These problems affected every element of the performance. Dance soloists often seemed hesitant to begin phrases, as though they weren’t confident that the music would be there. At times in the Balanchine, the corps seemed to create its own consensus tempo halfway between that of the drums and winds.
The Capitol Theatre doesn’t provide the world’s easiest acoustics. But notably, I have never heard such problems when the Utah Symphony takes the pit (unamplified) for Utah Opera performances. That’s because these are not artistic challenges. They are the result of poorly-planned mic-ing that is then poorly mixed.
It’s exceptionally rare that an orchestra needs to be amplified in a traditional theater or concert hall. Amplified sound can’t envelop the audience in the way that orchestral music does, as it blossoms naturally from dozens of individual sources spread across a pit or stage. The naturally projected acoustic of a large orchestra in the hands of a master orchestrator like Stravinsky is sheer magic, requiring no technical assistance.
I’m not privy to whatever backstage discussions lead to these decisions. Perhaps someone at Ballet West believes that the orchestra should have the aural presence and tight acoustic focus of a rock band or a Broadway show. If that’s the case, then the company needs to invest the budget that those productions spend on amplification and sound reinforcement specialists. This selective mic-ing approach only makes the music sound weak and the performance more tentative at every level.
If the opening performance told a story, it’s this: amidst substantial competition from Salt Lake City’s other performing arts powerhouses, Ballet West continues to be a vanguard of artistic excellence in the Intermountain West. From the pit to the flies (‘the techs’), Ballet West’s dancers, musicians, and technicians are among the nation’s finest.

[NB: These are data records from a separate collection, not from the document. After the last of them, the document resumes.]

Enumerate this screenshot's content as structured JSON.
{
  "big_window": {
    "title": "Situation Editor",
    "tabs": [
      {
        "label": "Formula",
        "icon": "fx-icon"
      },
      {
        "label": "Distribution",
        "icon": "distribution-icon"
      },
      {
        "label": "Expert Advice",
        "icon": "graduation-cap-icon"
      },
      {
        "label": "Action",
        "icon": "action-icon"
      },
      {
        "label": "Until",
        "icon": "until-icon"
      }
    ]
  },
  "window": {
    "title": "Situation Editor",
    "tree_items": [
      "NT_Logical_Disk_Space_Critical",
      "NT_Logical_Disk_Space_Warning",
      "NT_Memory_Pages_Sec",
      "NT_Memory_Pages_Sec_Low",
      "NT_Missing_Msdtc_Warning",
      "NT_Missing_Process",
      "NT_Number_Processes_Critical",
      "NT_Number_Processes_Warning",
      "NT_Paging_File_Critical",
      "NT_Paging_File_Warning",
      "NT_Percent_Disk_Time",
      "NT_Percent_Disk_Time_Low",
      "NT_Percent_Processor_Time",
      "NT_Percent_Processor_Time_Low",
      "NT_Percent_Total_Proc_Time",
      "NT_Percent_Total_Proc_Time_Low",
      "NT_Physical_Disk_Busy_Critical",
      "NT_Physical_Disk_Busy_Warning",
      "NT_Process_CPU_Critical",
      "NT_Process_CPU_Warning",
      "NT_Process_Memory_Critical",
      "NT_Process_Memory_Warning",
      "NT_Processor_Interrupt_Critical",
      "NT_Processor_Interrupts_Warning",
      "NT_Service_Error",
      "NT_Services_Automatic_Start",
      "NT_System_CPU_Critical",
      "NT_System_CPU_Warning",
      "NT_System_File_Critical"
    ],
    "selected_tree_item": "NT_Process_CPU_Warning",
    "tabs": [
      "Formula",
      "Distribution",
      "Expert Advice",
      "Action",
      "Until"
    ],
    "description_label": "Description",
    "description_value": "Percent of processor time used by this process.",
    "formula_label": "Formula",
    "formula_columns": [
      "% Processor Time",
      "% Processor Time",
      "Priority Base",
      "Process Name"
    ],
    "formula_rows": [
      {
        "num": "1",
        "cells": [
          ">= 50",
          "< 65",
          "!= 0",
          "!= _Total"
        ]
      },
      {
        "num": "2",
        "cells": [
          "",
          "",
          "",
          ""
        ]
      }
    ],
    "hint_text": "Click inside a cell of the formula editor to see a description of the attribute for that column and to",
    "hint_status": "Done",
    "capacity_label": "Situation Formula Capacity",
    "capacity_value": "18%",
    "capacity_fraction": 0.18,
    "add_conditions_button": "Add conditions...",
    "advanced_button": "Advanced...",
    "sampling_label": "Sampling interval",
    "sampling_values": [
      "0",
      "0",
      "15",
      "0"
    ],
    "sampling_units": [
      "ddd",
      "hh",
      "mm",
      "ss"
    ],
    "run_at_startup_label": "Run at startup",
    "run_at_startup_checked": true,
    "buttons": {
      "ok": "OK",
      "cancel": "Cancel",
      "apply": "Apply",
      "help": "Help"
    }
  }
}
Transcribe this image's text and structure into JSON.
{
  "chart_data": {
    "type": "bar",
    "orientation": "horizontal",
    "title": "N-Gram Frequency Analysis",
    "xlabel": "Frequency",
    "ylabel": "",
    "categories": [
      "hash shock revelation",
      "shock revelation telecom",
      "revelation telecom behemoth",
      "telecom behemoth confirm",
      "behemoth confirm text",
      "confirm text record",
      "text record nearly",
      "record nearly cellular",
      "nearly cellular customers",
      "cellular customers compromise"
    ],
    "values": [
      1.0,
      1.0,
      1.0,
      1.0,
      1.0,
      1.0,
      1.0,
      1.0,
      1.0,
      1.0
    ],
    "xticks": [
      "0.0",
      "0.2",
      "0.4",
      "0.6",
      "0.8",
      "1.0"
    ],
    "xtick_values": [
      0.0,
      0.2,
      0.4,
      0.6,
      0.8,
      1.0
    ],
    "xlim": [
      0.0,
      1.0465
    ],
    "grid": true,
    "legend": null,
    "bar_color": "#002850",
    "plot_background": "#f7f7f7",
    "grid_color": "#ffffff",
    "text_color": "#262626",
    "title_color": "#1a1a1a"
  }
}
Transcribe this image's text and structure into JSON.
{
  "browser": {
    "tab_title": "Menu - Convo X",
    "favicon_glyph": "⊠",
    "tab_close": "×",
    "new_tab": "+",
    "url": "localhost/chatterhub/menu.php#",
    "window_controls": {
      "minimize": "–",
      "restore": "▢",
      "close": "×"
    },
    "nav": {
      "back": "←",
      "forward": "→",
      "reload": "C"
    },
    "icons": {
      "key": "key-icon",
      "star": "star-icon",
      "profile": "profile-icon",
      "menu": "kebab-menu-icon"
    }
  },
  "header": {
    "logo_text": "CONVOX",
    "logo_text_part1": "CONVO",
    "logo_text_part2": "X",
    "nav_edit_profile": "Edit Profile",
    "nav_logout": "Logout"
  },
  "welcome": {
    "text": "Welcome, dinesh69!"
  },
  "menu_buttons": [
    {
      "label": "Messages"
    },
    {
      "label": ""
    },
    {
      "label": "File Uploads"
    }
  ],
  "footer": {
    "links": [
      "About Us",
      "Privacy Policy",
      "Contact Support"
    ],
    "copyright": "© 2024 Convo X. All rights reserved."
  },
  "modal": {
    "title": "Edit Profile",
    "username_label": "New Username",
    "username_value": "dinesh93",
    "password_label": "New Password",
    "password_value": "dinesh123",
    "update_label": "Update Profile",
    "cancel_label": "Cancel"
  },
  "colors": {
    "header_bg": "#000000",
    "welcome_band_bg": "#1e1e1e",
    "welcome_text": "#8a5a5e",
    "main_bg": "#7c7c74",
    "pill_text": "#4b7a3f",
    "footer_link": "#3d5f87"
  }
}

If the company can manage to solve its flawed experiments with sound reinforcement, we’re all in for quite a treat over the next 60 years.
For more information and tickets, see the Ballet West website.